If you find that you cannot avoid using a credit card this month (and who can), try making extra, smaller payments on your card. For example, if you put $200 on your credit card, try increasing your payment this month by about half that. You won’t feel it as hard when your next bill comes in.
Schedule multiple payments on your credit card bill. For example, instead of paying $100 upfront this month, pay $50 on the 1st and $50 on the 15th. It will give you time to plan.
Return stuff. It’s really easy to carried away in the store (so many things!). Once you get home, take a step back and evaluate your receipt. Seeing it in black and white makes that back-scratcher seem not so necessary.
Stop buying for yourself. You know you do. The holiday season is not the time. Make a specific list for others if there are things you want. If no one is getting you gifts, then you may have to just go without for the next few months and be ok with it.
Avoid post-holiday sales. You don’t need that stuff. You really don’t. You just went on a spending binge and should use January to recuperate, not increase your debt.
It’s no fun, but if you get cash as a gift, use it to pay debt immediately.
What You Can Do Next Year:

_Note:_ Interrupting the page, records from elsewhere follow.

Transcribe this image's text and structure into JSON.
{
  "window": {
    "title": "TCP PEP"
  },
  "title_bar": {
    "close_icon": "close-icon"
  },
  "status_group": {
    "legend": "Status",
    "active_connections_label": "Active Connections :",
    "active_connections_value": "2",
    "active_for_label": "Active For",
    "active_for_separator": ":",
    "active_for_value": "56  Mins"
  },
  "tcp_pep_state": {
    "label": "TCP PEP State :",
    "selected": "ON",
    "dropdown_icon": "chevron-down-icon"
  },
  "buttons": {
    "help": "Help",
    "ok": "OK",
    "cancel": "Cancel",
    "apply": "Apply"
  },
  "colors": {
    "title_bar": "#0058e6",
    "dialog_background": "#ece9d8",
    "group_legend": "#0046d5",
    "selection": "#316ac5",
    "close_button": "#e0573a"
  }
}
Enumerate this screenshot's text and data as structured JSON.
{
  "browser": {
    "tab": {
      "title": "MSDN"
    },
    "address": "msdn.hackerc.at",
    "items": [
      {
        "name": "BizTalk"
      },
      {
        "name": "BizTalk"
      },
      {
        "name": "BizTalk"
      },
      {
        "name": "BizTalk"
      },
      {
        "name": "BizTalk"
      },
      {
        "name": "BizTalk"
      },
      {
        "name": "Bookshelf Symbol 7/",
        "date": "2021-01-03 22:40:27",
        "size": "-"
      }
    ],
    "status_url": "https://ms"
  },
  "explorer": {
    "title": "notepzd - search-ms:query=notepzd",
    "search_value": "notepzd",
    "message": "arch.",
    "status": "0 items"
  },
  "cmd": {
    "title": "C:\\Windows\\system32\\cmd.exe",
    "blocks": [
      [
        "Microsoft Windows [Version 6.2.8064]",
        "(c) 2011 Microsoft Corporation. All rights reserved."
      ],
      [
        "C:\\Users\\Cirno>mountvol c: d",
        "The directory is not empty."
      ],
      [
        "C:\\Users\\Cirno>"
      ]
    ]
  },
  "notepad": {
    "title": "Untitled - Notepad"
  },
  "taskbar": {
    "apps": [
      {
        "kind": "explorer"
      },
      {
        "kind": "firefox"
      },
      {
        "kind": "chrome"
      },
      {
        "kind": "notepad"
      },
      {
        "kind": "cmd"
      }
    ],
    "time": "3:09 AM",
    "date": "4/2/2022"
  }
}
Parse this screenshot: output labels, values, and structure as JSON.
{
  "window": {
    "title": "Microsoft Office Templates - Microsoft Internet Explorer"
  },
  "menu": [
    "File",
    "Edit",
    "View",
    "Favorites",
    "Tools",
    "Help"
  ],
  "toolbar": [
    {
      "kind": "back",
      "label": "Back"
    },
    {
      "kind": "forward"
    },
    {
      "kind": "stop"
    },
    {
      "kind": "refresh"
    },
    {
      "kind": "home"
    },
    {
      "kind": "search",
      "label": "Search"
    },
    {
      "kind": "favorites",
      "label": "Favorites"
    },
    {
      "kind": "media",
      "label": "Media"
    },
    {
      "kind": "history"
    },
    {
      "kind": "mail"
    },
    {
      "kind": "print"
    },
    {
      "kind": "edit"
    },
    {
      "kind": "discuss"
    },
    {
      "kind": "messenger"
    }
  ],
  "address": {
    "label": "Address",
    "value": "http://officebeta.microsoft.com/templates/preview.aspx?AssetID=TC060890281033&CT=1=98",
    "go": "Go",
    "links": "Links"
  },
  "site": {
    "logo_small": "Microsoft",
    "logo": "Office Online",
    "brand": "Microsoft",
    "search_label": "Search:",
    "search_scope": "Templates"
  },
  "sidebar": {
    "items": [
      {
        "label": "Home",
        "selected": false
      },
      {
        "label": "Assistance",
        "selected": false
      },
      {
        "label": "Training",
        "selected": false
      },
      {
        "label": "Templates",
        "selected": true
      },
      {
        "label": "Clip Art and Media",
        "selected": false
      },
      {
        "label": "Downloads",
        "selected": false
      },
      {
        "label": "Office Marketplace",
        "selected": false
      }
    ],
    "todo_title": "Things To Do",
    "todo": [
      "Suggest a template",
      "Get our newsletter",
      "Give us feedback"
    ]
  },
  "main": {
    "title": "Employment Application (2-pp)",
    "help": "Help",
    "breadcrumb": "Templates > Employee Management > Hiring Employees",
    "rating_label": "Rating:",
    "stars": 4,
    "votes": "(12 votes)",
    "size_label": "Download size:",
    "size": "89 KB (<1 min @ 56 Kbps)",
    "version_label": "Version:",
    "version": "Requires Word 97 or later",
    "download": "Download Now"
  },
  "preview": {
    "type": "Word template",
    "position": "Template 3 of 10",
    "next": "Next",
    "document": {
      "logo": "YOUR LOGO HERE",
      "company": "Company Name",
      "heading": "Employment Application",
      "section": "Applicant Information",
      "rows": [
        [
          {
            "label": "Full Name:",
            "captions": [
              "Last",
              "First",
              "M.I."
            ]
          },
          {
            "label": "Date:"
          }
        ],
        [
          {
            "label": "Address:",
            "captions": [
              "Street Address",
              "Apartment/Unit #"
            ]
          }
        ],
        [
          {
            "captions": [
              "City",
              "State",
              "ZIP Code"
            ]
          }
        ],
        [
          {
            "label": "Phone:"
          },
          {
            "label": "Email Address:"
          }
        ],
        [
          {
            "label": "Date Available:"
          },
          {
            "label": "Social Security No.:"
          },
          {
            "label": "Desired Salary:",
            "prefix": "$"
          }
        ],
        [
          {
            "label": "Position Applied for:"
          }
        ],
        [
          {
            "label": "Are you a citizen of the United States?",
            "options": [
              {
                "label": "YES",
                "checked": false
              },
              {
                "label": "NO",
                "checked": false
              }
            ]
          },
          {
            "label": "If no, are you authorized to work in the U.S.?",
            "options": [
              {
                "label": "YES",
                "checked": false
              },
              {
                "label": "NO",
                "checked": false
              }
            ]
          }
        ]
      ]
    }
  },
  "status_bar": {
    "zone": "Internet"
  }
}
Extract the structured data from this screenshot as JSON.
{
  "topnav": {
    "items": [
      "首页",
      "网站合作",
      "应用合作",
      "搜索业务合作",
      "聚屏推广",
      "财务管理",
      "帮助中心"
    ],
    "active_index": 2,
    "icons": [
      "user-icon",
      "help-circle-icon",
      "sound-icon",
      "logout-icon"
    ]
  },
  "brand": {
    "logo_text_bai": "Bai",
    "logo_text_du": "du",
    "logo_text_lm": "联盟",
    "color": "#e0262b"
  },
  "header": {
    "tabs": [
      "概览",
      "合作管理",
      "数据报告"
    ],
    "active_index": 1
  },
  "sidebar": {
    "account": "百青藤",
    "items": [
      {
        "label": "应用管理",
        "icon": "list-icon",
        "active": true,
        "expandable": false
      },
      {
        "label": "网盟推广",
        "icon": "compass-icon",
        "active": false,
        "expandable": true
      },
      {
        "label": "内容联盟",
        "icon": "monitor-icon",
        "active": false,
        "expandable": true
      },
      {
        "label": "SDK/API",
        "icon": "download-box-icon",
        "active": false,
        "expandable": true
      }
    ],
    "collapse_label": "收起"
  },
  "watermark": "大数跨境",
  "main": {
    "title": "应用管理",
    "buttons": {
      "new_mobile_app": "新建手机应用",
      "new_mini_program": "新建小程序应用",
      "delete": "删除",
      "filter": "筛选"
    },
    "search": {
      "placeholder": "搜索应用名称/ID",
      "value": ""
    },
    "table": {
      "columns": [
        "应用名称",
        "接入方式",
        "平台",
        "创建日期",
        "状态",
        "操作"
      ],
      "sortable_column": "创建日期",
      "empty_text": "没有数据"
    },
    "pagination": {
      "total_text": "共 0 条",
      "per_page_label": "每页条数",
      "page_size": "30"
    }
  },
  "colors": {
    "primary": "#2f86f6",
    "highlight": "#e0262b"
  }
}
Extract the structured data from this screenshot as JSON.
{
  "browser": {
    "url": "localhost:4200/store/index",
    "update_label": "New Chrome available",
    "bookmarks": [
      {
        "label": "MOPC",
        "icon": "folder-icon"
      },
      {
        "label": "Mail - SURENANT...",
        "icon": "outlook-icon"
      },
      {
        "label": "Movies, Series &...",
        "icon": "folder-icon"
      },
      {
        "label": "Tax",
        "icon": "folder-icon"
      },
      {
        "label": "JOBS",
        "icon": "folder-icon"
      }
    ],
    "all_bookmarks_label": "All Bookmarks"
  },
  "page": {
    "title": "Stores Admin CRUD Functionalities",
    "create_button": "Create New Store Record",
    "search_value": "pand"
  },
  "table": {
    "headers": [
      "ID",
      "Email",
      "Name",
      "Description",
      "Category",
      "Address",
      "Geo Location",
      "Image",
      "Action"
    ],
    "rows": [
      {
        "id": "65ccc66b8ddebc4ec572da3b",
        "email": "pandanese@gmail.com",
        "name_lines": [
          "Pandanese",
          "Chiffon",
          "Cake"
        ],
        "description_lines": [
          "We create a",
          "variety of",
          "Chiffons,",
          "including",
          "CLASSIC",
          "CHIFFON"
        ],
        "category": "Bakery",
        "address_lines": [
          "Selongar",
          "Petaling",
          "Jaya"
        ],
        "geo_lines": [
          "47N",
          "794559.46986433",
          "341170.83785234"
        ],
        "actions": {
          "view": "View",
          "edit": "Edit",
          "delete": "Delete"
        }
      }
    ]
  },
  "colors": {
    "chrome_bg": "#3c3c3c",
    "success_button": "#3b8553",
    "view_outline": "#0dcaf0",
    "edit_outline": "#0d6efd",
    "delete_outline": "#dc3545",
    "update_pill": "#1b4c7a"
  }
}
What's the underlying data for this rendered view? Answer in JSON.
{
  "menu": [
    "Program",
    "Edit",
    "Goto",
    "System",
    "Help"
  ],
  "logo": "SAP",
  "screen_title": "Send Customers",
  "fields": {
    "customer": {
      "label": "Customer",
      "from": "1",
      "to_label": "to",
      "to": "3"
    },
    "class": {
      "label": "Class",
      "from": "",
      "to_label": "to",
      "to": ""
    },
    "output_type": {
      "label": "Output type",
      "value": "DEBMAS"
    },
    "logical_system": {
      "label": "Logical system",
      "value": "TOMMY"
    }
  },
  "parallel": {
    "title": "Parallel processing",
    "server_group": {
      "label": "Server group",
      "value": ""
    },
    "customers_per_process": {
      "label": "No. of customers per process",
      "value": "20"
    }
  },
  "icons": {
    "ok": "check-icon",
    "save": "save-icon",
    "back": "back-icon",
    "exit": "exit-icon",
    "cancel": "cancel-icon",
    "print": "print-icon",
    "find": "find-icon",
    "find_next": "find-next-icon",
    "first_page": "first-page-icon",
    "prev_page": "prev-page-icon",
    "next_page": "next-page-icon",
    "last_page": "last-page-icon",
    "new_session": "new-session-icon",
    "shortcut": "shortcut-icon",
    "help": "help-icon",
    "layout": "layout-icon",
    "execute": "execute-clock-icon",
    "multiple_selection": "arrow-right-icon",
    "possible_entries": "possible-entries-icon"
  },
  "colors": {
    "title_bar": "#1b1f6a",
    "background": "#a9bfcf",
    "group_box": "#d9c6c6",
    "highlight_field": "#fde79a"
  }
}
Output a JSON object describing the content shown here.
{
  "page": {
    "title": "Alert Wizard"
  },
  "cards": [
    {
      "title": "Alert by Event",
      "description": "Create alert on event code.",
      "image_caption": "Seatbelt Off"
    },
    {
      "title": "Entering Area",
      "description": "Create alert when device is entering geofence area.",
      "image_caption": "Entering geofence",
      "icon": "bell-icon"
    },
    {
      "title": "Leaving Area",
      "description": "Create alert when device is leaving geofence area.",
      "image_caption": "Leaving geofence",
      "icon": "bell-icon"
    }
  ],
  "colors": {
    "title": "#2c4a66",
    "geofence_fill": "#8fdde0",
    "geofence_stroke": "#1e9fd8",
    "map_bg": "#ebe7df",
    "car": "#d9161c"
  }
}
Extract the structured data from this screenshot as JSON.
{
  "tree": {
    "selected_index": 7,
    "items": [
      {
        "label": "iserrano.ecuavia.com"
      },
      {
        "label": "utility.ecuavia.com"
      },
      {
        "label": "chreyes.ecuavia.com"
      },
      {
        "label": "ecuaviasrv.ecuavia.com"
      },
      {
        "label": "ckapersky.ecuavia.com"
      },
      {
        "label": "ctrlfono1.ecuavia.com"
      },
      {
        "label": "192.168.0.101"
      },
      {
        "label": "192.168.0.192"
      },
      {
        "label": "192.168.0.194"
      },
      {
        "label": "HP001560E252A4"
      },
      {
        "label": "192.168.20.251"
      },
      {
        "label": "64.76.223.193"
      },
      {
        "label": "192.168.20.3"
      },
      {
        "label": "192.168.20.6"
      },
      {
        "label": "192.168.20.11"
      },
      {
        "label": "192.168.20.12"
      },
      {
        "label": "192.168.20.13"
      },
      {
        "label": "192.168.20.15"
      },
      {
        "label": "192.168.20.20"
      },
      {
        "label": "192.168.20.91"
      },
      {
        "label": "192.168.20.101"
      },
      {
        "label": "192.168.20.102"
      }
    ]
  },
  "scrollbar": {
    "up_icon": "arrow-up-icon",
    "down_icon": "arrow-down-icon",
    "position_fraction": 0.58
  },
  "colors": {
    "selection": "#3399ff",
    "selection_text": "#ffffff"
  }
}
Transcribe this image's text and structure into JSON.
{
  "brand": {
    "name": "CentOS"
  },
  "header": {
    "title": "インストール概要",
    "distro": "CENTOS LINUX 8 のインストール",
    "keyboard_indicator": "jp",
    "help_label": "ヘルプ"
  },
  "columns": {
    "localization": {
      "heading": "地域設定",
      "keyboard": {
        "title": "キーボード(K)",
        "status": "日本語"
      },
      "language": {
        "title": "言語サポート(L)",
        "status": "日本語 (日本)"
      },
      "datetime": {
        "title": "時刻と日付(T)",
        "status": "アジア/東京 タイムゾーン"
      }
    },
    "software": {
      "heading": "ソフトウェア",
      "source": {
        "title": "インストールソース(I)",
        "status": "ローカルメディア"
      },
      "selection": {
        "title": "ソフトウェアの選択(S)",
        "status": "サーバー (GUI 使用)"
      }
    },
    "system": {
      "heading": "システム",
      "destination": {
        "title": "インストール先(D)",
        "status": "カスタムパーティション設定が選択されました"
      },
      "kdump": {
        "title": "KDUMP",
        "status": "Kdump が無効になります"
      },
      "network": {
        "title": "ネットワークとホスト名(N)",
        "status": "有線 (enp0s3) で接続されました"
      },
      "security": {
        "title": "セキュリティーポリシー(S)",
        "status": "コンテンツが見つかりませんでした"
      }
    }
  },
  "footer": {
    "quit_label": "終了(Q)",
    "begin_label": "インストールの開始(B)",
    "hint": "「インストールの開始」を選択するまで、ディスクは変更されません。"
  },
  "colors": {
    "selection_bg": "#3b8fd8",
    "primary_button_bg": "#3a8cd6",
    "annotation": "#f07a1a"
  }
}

Put some money away each month to cover holiday spending. Open a second savings account and automatically put away $20 per month or more. You won’t miss it at all after a few months. By the end of the year, you’ll have a few extra hundred dollars to soften the blow.
Create a budget. No one likes to see how much money they can’t spend, but you need to know. You can download a holiday budget spreadsheet online. Outline your gift giving needs and allot a budget to each. You also have to consider how holiday spending affects your regular budget–HBO might have to take a hiatus for a few months.